Where to Buy Clomid for the Best Price

How to Save Money When Taking Clomid

Oversize pill with coins inside
Photo: Digital Vision / Last Resort

If you're eager to try the fertility drug, Clomid, you might be wondering how much your prescription is going to cost. It's not unusual for fertility treatments to come with a steep price tag. Depending on multiple factors, rates can vary quite a bit. Here's what to expect when researching the price of Clomid.

How Much Does Clomid Cost?

Clomid can cost anywhere between $20 to $185. Prices on the lower end of the spectrum represent generic drugs purchased through savings clubs, like GoodRx. The average price paid for 30 tablets of Clomid (50 milligrams each) is about $96 while the coupon price is $49.

Retail prices may be significantly higher, especially at regular stores like Price Chopper, Shoprite, Target, or CVS. Membership stores like Costco offer discounts on retail prescription prices. Going through insurance, getting a coupon, choosing the generic drug, buying a 90-day supply, or ordering by mail are all ways to help keep the cost under $60 per bottle.

Start With Your Insurance Carrier

Call the member services number on your insurance card to speak with a representative about your prescription coverage. Your insurance carrier should be able to help you understand what percentage of the price you are responsible for.

Unfortunately, Clomid is rarely covered by insurance. Nonetheless, most health insurance companies are able to negotiate lower prescription prices than individual payers can. Even if the cost of Clomid isn't covered, you may be able to get a lower rate through your insurance plan than you would if paying out of pocket on your own. It never hurts to ask and explore your options.

Price Shopping for Clomid

Most people have a preferred pharmacy near home or work. Before you fill your prescription, consider price shopping. Since Clomid isn't usually taken until after your next cycle begins, why not use the extra time to shop around?

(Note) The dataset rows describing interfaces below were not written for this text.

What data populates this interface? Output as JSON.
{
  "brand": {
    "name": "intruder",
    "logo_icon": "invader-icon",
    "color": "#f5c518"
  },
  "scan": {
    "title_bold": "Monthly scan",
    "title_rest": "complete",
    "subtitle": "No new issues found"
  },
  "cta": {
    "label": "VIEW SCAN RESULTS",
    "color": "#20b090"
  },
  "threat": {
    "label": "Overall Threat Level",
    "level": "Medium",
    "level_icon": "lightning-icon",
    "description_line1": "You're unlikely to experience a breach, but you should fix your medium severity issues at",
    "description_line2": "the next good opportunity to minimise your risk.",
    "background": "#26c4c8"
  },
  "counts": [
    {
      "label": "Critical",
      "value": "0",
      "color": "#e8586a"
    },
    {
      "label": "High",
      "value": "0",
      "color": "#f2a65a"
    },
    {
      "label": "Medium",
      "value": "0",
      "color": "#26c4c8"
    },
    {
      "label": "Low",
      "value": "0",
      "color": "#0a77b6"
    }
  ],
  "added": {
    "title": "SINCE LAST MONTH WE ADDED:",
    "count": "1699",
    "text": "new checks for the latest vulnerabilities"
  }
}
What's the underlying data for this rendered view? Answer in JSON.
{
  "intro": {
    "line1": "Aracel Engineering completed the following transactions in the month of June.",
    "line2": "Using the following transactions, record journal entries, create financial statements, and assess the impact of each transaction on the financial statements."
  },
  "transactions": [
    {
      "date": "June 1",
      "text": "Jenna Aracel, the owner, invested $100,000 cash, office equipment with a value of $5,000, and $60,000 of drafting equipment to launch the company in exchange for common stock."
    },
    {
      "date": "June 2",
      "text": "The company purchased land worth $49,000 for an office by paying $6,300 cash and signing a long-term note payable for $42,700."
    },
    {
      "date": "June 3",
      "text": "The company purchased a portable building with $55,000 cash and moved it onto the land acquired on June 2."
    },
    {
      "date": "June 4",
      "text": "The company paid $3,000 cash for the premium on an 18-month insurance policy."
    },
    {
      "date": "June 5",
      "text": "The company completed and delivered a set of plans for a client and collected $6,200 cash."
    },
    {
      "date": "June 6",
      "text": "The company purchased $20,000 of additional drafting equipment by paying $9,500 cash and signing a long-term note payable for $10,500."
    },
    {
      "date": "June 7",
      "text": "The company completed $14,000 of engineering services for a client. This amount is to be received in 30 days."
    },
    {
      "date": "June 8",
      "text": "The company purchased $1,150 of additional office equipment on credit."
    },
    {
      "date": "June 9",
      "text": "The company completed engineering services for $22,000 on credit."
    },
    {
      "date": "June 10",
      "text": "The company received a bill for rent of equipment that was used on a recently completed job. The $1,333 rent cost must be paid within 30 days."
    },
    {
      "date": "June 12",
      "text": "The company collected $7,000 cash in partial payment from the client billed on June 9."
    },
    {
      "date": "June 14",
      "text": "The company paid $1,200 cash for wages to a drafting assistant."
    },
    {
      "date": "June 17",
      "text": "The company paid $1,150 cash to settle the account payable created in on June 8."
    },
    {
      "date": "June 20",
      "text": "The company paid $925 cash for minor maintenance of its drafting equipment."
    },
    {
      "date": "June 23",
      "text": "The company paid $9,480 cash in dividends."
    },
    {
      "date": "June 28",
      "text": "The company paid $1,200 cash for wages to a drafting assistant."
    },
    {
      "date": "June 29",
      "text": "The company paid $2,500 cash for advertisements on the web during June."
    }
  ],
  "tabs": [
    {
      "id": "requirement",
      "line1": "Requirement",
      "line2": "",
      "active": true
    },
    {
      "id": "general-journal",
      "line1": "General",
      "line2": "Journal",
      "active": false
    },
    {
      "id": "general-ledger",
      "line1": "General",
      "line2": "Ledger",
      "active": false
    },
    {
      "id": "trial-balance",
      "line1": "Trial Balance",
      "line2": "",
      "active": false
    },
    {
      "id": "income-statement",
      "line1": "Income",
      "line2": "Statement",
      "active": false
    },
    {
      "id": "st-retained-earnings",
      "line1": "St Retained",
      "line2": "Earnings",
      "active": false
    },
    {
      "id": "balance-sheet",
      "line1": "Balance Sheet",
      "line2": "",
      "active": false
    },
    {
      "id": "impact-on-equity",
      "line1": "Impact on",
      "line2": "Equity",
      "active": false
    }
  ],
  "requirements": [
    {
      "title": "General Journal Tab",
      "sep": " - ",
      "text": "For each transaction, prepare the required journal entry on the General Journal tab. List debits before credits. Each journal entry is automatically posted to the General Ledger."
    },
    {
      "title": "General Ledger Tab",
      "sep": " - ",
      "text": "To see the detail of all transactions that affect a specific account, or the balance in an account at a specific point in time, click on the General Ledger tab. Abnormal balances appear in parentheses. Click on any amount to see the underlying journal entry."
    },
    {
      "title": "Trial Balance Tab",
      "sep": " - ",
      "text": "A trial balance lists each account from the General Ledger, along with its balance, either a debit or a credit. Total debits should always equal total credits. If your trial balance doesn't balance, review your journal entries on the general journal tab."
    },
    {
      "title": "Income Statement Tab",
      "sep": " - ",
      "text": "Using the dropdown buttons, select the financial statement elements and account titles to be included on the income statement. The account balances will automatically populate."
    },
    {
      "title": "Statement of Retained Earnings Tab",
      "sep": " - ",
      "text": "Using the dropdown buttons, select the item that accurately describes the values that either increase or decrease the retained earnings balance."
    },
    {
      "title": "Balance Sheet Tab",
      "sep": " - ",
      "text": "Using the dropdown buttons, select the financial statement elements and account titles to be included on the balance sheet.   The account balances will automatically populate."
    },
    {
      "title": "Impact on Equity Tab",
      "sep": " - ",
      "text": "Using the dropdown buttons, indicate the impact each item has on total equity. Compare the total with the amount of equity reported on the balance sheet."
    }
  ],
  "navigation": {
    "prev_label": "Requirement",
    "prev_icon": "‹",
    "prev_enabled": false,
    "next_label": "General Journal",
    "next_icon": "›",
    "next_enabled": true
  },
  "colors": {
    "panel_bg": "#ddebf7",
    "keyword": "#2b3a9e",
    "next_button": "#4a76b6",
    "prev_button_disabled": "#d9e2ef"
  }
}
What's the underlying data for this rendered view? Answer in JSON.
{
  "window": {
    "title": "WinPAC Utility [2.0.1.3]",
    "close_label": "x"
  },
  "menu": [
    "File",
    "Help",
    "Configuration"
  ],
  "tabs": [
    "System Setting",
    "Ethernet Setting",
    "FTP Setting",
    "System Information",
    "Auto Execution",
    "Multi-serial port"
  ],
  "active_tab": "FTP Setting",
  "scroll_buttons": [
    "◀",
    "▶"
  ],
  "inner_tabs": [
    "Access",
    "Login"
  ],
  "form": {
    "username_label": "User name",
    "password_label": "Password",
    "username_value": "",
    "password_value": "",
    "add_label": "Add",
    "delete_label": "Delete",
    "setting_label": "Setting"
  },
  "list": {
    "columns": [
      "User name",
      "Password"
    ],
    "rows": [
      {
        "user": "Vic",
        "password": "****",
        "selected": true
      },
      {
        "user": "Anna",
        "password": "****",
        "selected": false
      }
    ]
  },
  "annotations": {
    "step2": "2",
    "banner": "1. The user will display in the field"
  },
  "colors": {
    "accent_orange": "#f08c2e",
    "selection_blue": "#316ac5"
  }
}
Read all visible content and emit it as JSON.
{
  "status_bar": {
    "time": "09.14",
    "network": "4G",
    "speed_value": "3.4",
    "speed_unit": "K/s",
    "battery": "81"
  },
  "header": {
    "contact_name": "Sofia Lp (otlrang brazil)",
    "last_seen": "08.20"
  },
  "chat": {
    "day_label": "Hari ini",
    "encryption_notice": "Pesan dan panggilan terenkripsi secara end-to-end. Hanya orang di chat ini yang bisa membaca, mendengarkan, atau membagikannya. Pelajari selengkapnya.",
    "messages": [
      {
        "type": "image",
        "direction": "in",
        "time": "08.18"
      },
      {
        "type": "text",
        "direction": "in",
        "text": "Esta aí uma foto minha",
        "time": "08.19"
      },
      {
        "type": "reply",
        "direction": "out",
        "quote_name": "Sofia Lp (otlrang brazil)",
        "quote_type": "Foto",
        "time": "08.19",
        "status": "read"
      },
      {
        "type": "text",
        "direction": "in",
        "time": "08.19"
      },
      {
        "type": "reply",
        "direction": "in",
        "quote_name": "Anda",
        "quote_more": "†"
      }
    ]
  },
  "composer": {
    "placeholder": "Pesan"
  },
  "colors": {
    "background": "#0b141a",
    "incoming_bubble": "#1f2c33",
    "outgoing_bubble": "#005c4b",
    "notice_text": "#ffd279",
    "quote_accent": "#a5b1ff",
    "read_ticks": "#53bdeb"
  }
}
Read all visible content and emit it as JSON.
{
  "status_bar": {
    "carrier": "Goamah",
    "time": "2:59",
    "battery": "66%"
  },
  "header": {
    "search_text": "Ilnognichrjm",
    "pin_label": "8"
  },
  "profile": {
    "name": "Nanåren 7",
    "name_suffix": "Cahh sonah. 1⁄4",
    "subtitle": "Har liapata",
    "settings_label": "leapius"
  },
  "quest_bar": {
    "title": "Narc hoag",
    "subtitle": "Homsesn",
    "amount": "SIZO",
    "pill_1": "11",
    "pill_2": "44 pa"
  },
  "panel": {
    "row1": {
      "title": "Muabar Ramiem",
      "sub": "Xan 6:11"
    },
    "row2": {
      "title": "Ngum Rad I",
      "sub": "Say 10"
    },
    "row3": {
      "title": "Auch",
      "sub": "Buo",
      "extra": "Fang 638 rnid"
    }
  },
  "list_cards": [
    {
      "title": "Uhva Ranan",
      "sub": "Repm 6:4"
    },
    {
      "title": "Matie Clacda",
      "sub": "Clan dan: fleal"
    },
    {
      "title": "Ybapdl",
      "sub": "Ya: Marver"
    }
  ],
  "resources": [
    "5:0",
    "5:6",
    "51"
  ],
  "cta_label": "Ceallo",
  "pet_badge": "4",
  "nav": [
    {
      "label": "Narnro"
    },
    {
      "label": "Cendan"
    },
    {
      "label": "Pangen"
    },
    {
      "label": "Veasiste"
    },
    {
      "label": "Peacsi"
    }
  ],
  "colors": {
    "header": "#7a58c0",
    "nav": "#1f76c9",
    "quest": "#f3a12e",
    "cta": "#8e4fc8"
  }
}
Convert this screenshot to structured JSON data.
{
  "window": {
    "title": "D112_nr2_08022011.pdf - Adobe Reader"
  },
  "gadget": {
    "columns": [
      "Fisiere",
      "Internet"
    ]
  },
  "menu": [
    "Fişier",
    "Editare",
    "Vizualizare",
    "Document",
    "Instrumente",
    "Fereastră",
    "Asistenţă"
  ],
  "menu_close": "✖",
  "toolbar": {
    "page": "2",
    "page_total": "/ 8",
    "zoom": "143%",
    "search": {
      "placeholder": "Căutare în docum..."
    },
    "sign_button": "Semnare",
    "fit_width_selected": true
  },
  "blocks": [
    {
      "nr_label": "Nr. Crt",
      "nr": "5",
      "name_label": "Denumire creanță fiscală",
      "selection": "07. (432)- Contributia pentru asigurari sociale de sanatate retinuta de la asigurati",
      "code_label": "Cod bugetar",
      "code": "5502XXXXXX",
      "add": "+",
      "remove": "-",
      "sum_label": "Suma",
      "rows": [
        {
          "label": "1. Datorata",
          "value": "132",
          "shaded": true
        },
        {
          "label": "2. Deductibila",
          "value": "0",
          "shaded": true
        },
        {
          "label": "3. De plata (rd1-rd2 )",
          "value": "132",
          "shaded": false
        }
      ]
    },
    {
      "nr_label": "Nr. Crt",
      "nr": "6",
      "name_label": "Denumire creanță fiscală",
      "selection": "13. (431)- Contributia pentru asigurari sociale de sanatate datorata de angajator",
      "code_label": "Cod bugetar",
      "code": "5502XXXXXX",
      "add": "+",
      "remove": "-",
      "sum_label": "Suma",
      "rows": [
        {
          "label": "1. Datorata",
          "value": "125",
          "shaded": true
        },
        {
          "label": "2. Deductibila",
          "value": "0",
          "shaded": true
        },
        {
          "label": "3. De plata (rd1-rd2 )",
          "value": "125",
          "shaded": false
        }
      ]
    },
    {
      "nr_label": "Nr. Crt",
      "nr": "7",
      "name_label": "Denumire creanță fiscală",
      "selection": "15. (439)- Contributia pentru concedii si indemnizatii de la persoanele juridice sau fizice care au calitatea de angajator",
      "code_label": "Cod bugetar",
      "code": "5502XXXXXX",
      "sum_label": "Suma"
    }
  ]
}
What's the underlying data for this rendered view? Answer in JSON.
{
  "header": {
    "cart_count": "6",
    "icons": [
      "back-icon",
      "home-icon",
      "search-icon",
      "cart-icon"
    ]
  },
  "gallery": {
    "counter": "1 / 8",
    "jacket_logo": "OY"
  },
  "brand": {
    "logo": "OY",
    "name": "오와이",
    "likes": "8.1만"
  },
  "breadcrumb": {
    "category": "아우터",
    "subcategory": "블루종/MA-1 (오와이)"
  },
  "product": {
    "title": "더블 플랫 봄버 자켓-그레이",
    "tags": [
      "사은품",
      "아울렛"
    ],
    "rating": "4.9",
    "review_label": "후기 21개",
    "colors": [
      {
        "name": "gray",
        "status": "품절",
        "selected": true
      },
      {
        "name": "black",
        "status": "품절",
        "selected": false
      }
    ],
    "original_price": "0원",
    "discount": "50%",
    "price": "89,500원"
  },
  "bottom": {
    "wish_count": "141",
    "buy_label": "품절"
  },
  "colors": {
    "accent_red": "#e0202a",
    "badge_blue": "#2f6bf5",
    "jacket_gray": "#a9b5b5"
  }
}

Call pharmacies ahead of time to ask about the price and availability of Clomid at your prescribed dosage. Prices may increase for higher dosages. Ask if you can pay less if you buy more than one month's supply at a time. Your doctor may be willing to prescribe a three-month supply of pills instead of one, getting you a lower cost for buying in bulk.

You can also ask pharmacies about generic Clomid, also known as clomiphene citrate. Unless your doctor tells you otherwise, there's no reason to pay more for the name brand. Clomid pricing can vary quite a bit from pharmacy to pharmacy. Taking the time to call around can pay off.

Should You Buy Clomid Online?

We do so much of our shopping online these days. Why not buy medications online as well?

While purchasing drugs online can be done safely, you must be careful about which websites you order from. The National Associations of Boards of Pharmacy website offers a list of Accredited Digital Pharmacies. Only sites that have VIPPS (Verified Internet Pharmacy Practice Sites) certification appear on the list.

Once you've confirmed that the pharmacy is legitimate, don't forget to consider the price. Online doesn't always mean cheaper, especially with the cost of shipping.

Are you looking for information on buying Clomid without a prescription? Read about the serious potential hazards and risks before you make a dangerous mistake.

Medication Price vs. Treatment Cycle Price

Before you begin treatment cycles, make sure you understand the total price tag. The cost of fertility treatments depend on your insurance coverage, and which medications, monitoring, and procedures are involved.

Some doctors prescribe Clomid alone. Others may add in progesterone suppositories (taken after ovulation for at least two weeks) or an injection of hCG, also known as a trigger shot. These medications increase the overall cost of your treatment cycle of Clomid.

Monitoring your cycle can bring additional fees. Your doctor may require one or a few ultrasounds, and possibly blood tests. Even if your insurance doesn't cover Clomid, it may still cover monitoring costs, but not always. Payment plans through your doctor's office can help you manage large medical bills. Discuss pricing upfront to avoid the stress of unexpected expenses.

2 Sources
Verywell Family uses only high-quality sources, including peer-reviewed studies, to support the facts within our articles. Read our editorial process to learn more about how we fact-check and keep our content accurate, reliable, and trustworthy.
  1. GoodRx. Clomid.

  2. Cleveland Clinic. IVF procedures.

By Rachel Gurevich, RN
Rachel Gurevich is a fertility advocate, author, and recipient of The Hope Award for Achievement, from Resolve: The National Infertility Association. She is a professional member of the Association of Health Care Journalists and has been writing about women’s health since 2001. Rachel uses her own experiences with infertility to write compassionate, practical, and supportive articles.